State Farm and Allstate’s decisions are not expected to affect current policyholders for the time being, but it may be an indicator that nonrenewals are on the horizon for existing California customers. According to the California Department of Insurance, State Farm was the largest property and casualty insurer by market share, with Allstate trailing closely behind in the number four spot. With two insurance juggernauts leaving the state, more California homeowners may need to rely on California’s FAIR plan — which is typically more expensive than going through a private insurer.

How to prevent home damage from wildfires

Finding homeowners insurance may be the best course of action to financially protect your home from wildfire damage, but reducing your home’s fire exposure may prevent damage in the first place. The following steps may help you avoid wildfire damage to your home and may even earn you a mitigation discount with some carriers. The following steps may help reduce your home’s wildfire risk:

  • Create defensible space: Clearing away flammable materials from the perimeter of your home may prevent wildfire flames from reaching your home’s structure. This may include removing vegetation and debris from around your home and regularly clearing out dead vegetation from your property to eliminate wildfire fuel.
  • Ensure water access on your property: Placing visible hoses at regular intervals around your property may help firefighters quickly access water to defend your property and extinguish embers in the event of a wildfire.
  • Clearly mark your address: It may seem trivial, but ensuring that firefighters can clearly see your marked address from your road may help them more quickly identify structures to defend in the event of a wildfire.
  • Consider fire risk when landscaping or renovating: Certain construction and landscaping materials are far more fire-resistant than others. If you live in a high-risk wildfire area, opting for concrete and stone over wood may help reduce your burn risk. Fire-resistant roofs may also prevent embers from igniting your home. Planting native and drought-resistant plants, as well as employing landscaped firebreaks, may also help reduce your yard’s exposure to fire damage.
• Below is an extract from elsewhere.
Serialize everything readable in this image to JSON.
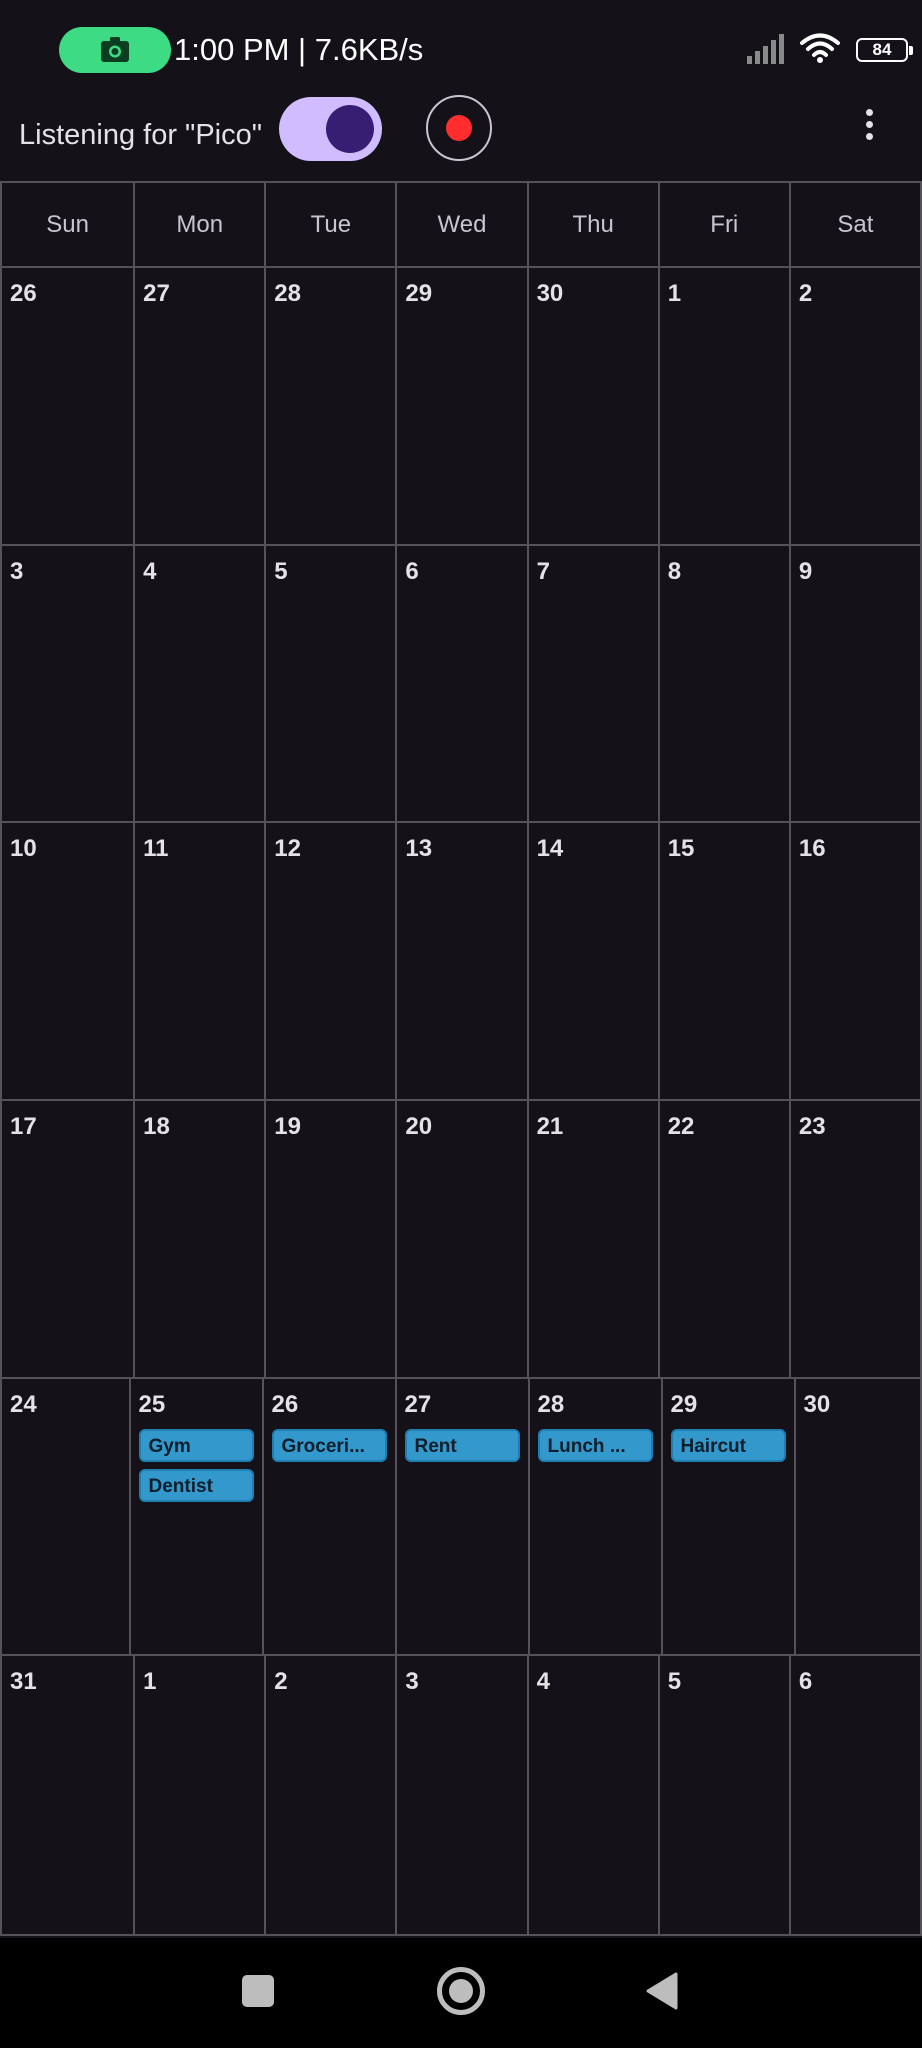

Frequently asked questions

    • The best home insurance company for homes in high-risk fire areas likely depends on your location, coverage needs and insurance priorities. If you live in an area that experiences wildfires but you have a couple options for private insurers, you may be able to be more selective about choosing a carrier. If you are more limited in your carrier choices, you may have to go with the company that is willing to write a policy for you, likely at a higher cost. Exploring coverage options and quotes from different companies is likely the best way to narrow down the top companies for your insurance needs. If you’re having trouble securing coverage, speaking with an insurance broker who is familiar with the insurance landscape in your area may be beneficial.
    • To financially protect your home, you may not need to purchase extra insurance specifically for wildfires. Instead, you might want to review your dwelling, other structures and personal property structure policy limits and make sure you have adequate coverage.

      You’ll likely want to read your home insurance policy carefully if you are in a high-risk wildfire area. Your insurer may limit fire coverage to exclude damage from wildfires but still cover other kinds of fire damage, like an accidental kitchen fire. In that instance, you may need to add wildfire insurance as a separate endorsement or purchase standalone coverage through your state’s FAIR plan or a different private carrier.

    • Data from Triple-I lists California, Florida and Texas as the three states with the most homes at risk for extreme fire damage. California has the highest number of vulnerable homes by far, with over 1.2 million homes at risk for extreme wildfires as of 2022. While California may be the state that first comes to mind when you think of wildfires, wildfires have the potential to occur in nearly every state.